Leave the car at home! Resist the temptation to automatically step into the car every time you need to make a journey. If it is a short journey, walk or cycle. If it is too long to walk or cycle, then why not take public transport? Or arrange to car pool for regular trips to school/work/church. When you do take the car, try and do as many messages as possible in one trip. Encourage others to do the same!

Buy an ecobutton! The ecobutton is a small device that can help you save electricity each time your computer is left idle. It is illuminated and sits on your desk next to the keyboard, thus serving as a visual reminder and prompt to save energy. It connects to the computer via a USB cable. Each time you take a break, make a phone call etc, simply press the ecobutton and your computer is put into the most efficient energy saving mode available – ‘ecomode’ – which ensures that both your computer and monitor draw only the same nominal power as when they are shut down. Your computer will instantly return to where you left off when you press any key on the keyboard. An ecobutton can be purchased from Amazon or

mobile phoneMobile phones – Resist the lure to update your mobile phone more than necessary. And, when you do, be sure to recycle your old one (many charities can make money from your cast-offs and re-usable phones can often be used in developing countries). The average mobile phone contains around 30 elements, including copper, lithium and lead, which can be toxic in landfill. Also, remember to unplug your phone charger when not in use to avoid emitting up to 7kg of CO2 each year while cutting down your electricity bill.

image002Get lobbying! Write to your local TD and join in Stop Climate Chaos actions. See

Turn your thermostat down! Reducing your room temperature by 1°C could cut your heating bills by up to 10 percent. Is your water too hot? Your cylinder thermostat shouldn’t need to be set higher than 60°C/140°F

Avoid packaging! Buy minimally-packaged products. Bring your own cloth shopping bag and refuse unnecessary bags over the counter.

Close curtains to stop heat escaping through the windows

Turn off lights when you leave a room

Insulate your walls, roof & water tank.

Dry clothes outdoors (weather permitting)!

Choose energy efficient appliances.

Plant a tree! Or two! Or three!
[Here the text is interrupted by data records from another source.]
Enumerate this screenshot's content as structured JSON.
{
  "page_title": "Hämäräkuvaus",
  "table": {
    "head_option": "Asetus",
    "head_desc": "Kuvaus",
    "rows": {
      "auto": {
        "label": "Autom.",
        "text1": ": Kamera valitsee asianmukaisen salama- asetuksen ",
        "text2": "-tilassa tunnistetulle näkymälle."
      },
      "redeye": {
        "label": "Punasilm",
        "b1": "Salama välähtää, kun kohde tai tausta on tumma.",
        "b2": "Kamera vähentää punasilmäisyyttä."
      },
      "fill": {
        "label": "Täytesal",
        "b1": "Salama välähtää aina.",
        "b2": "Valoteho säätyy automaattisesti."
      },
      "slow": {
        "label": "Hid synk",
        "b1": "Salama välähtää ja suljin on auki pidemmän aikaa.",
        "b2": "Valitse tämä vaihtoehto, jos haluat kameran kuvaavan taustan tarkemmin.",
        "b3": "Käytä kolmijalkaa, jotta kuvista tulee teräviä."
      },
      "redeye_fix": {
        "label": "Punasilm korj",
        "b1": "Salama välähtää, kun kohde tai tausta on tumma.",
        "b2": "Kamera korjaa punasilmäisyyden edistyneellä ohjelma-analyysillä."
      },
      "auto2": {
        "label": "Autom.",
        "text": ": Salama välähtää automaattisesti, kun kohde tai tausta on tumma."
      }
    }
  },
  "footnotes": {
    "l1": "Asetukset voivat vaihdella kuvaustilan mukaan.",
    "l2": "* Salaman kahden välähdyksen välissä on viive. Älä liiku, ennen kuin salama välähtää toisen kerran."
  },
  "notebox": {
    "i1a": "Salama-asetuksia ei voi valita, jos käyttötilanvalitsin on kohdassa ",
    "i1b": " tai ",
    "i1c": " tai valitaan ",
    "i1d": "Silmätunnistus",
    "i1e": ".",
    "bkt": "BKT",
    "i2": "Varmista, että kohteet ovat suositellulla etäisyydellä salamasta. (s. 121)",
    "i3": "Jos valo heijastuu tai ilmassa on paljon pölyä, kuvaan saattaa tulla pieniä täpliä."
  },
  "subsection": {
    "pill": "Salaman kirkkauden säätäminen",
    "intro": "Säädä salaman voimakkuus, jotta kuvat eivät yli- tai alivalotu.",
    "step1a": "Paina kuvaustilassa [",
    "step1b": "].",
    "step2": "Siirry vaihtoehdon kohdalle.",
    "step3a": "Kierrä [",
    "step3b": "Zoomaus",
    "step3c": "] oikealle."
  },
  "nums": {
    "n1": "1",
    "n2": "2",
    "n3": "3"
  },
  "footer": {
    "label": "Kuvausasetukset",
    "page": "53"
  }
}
Switch to green electricity. See

Buy organic and Fairtrade food and clothes, where possible.

Ask for ethical/charity gifts for Christmas/birthdays.

Support charity and eco shops